The charming capital city, situated an hour to the south, is renown for its distinctive adobe buildings, art and clothing boutiques, as well as some of the world’s best hotels and restaurants. Cultural treasures include the Georgia O’Keefe Museum, Santa Fe Opera and Canyon Road galleries. July features the long-running Chamber Music Festival as well as the New Mexico Jazz Festival on the Plaza. Around Labor Day, check out the Thirsty Ear Festival, a three-day roots-music fest that takes over Eaves Movie Ranch, filming location for many Westerns.
More laid-back than Santa Fe, it, too, has been a magnet for artists and art lovers for more than a century. The Plaza boasts more than 40 galleries, boutiques and several restaurants.
Don’t miss: If coming from Santa Fe, stop at the legendary Sanctuario de Chimayo Church, where there is a well from which visitors can take a handful of dirt believed to be blessed with miracle qualities.
Puye Cliff Dwellings
Santa Clara Pueblo
On the Santa Clara Pueblo near Los Alamos northwest of Santa Fe, these “winter” homes were carved out of a 200-foot high cliff ridge, and extended for more than a mile along the south face. The ruins only recently reopened to the public.

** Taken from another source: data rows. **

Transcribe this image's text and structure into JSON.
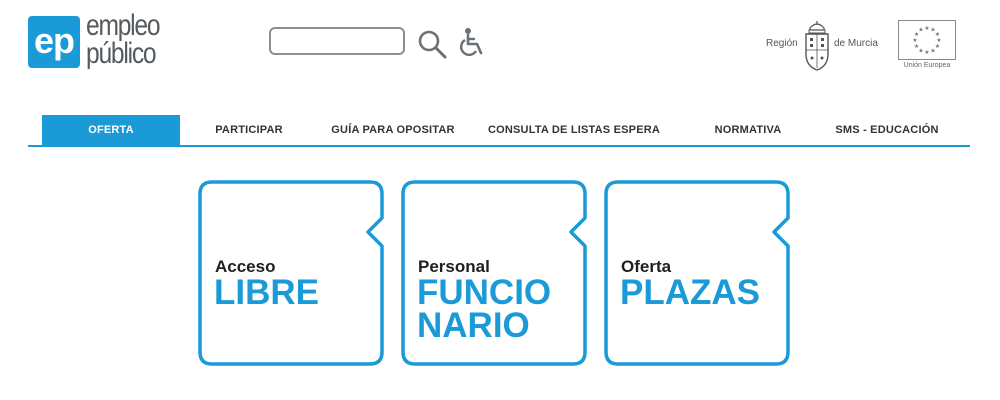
{
  "header": {
    "logo": {
      "badge": "ep",
      "line1": "empleo",
      "line2": "público"
    },
    "search": {
      "value": "",
      "placeholder": ""
    },
    "region": {
      "left": "Región",
      "right": "de Murcia"
    },
    "eu": {
      "caption": "Unión Europea"
    }
  },
  "nav": {
    "items": [
      {
        "label": "OFERTA",
        "active": true
      },
      {
        "label": "PARTICIPAR",
        "active": false
      },
      {
        "label": "GUÍA PARA OPOSITAR",
        "active": false
      },
      {
        "label": "CONSULTA DE LISTAS ESPERA",
        "active": false
      },
      {
        "label": "NORMATIVA",
        "active": false
      },
      {
        "label": "SMS - EDUCACIÓN",
        "active": false
      }
    ]
  },
  "cards": [
    {
      "small": "Acceso",
      "big1": "LIBRE",
      "big2": ""
    },
    {
      "small": "Personal",
      "big1": "FUNCIO",
      "big2": "NARIO"
    },
    {
      "small": "Oferta",
      "big1": "PLAZAS",
      "big2": ""
    }
  ],
  "colors": {
    "accent": "#1a9ad6",
    "text_dark": "#1f1f1f",
    "logo_gray": "#555a5e"
  },
  "icons": {
    "search": "search-icon",
    "accessibility": "wheelchair-icon",
    "coat_of_arms": "coat-of-arms-icon",
    "eu_flag": "eu-flag-icon"
  }
}
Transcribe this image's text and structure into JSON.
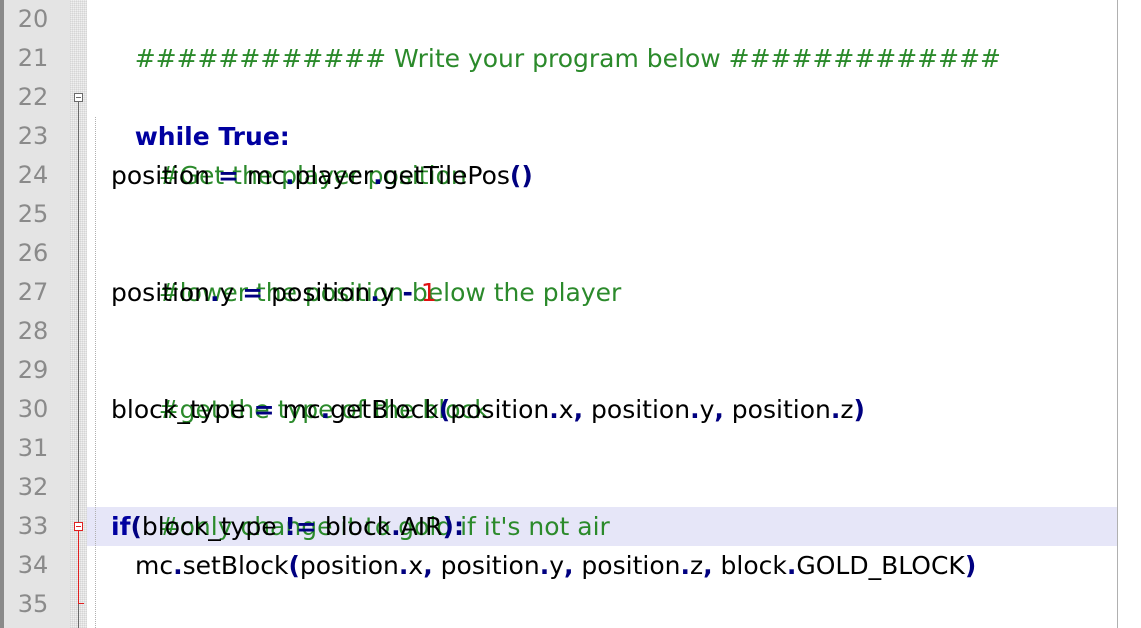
{
  "editor": {
    "line_numbers": [
      "20",
      "21",
      "22",
      "23",
      "24",
      "25",
      "26",
      "27",
      "28",
      "29",
      "30",
      "31",
      "32",
      "33",
      "34",
      "35"
    ],
    "lines": {
      "l20": {
        "comment": "############ Write your program below #############"
      },
      "l22": {
        "kw": "while True:"
      },
      "l23": {
        "comment": "#Get the player position"
      },
      "l24": {
        "a": "position ",
        "eq": "=",
        "b": " mc",
        "d1": ".",
        "c": "player",
        "d2": ".",
        "d": "getTilePos",
        "p": "()"
      },
      "l26": {
        "comment": "#lower the position below the player"
      },
      "l27": {
        "a": "position",
        "d1": ".",
        "b": "y ",
        "eq": "=",
        "c": " position",
        "d2": ".",
        "d": "y ",
        "minus": "-",
        "sp": " ",
        "num": "1"
      },
      "l29": {
        "comment": "#get the type of the block"
      },
      "l30": {
        "a": "block_type ",
        "eq": "=",
        "b": " mc",
        "d1": ".",
        "c": "getBlock",
        "p1": "(",
        "d": "position",
        "d2": ".",
        "e": "x",
        "c1": ",",
        "f": " position",
        "d3": ".",
        "g": "y",
        "c2": ",",
        "h": " position",
        "d4": ".",
        "i": "z",
        "p2": ")"
      },
      "l32": {
        "comment": "#only change it to gold if it's not air"
      },
      "l33": {
        "kw": "if",
        "p1": "(",
        "a": "block_type ",
        "ne": "!=",
        "b": " block",
        "d1": ".",
        "c": "AIR",
        "p2": "):"
      },
      "l34": {
        "a": "mc",
        "d1": ".",
        "b": "setBlock",
        "p1": "(",
        "c": "position",
        "d2": ".",
        "d": "x",
        "c1": ",",
        "e": " position",
        "d3": ".",
        "f": "y",
        "c2": ",",
        "g": " position",
        "d4": ".",
        "h": "z",
        "c3": ",",
        "i": " block",
        "d5": ".",
        "j": "GOLD_BLOCK",
        "p2": ")"
      }
    },
    "colors": {
      "comment": "#2b8a2b",
      "keyword": "#0000a0",
      "number": "#e01010",
      "current_line": "#e6e6f8",
      "gutter": "#e4e4e4"
    }
  }
}
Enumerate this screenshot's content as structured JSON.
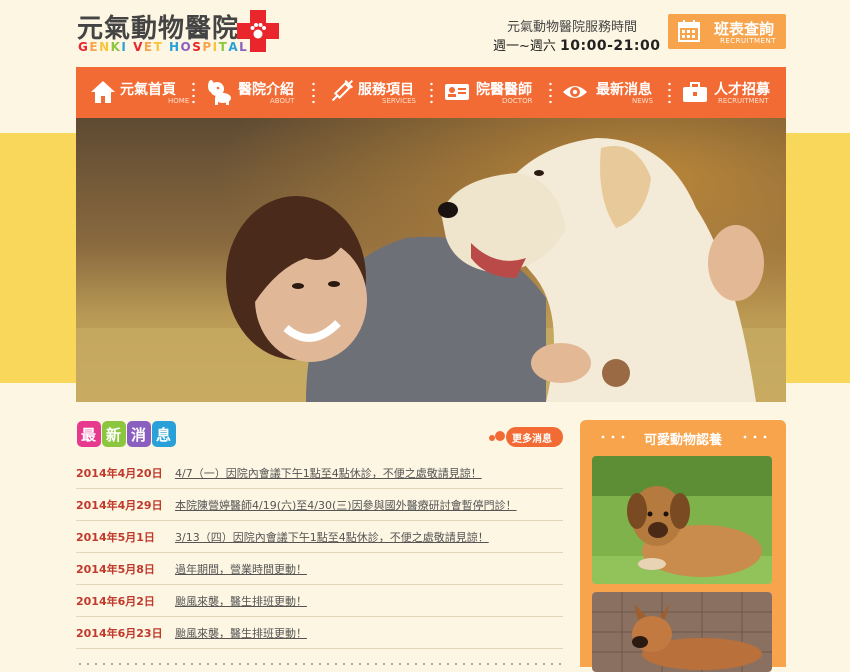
{
  "header": {
    "logo_cn": "元氣動物醫院",
    "logo_en_letters": [
      "G",
      "E",
      "N",
      "K",
      "I",
      " ",
      "V",
      "E",
      "T",
      " ",
      "H",
      "O",
      "S",
      "P",
      "I",
      "T",
      "A",
      "L"
    ],
    "hours_title": "元氣動物醫院服務時間",
    "hours_days": "週一~週六",
    "hours_time": "10:00-21:00",
    "schedule_label": "班表查詢",
    "schedule_sub": "RECRUITMENT"
  },
  "nav": {
    "items": [
      {
        "cn": "元氣首頁",
        "en": "HOME",
        "icon": "home-icon"
      },
      {
        "cn": "醫院介紹",
        "en": "ABOUT",
        "icon": "dog-icon"
      },
      {
        "cn": "服務項目",
        "en": "SERVICES",
        "icon": "syringe-icon"
      },
      {
        "cn": "院醫醫師",
        "en": "DOCTOR",
        "icon": "id-card-icon"
      },
      {
        "cn": "最新消息",
        "en": "NEWS",
        "icon": "eye-icon"
      },
      {
        "cn": "人才招募",
        "en": "RECRUITMENT",
        "icon": "briefcase-icon"
      }
    ]
  },
  "news": {
    "title_chars": [
      "最",
      "新",
      "消",
      "息"
    ],
    "more_label": "更多消息",
    "items": [
      {
        "date": "2014年4月20日",
        "text": "4/7（一）因院內會議下午1點至4點休診，不便之處敬請見諒！"
      },
      {
        "date": "2014年4月29日",
        "text": "本院陳營婷醫師4/19(六)至4/30(三)因參與國外醫療研討會暫停門診！"
      },
      {
        "date": "2014年5月1日",
        "text": "3/13（四）因院內會議下午1點至4點休診，不便之處敬請見諒！"
      },
      {
        "date": "2014年5月8日",
        "text": "過年期間，營業時間更動！"
      },
      {
        "date": "2014年6月2日",
        "text": "颱風來襲，醫生排班更動！"
      },
      {
        "date": "2014年6月23日",
        "text": "颱風來襲，醫生排班更動！"
      }
    ]
  },
  "adoption": {
    "title": "可愛動物認養"
  },
  "colors": {
    "nav_orange": "#f26b34",
    "panel_orange": "#f7a44c",
    "band_yellow": "#f8d75a",
    "date_red": "#c0392b"
  }
}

What: There are two tours, one of the cliff dwellings, which involves a quick, moderate hike, or the Mesa Top Trail, which leads to the 740-room pueblo ruin where natives spent summers.
Don’t Miss: Petroglyphs can easily be spotted on the cliff walls from below.
Say what: Guide Porter Swentzel is a colorful character not afraid to use humor to transport visitors back in time when living in or atop the cliffs was a way of life for some 1,500 Native Americans.
Buffalo Thunder Resort, the state’s largest gaming complex (1.5 acres), includes a 395-room Hilton, 13,000 square feet of shops, 200 pieces of art by nationally renowned native artists, and a 36-hole golf course. Big Rock in nearby Español is much smaller, with 765 gaming machines and eight tables.
Lynn DeBruin is a freelance writer/photographer based in Denver and former sportswriter for the Rocky Mountain News. She is an 8 handicap.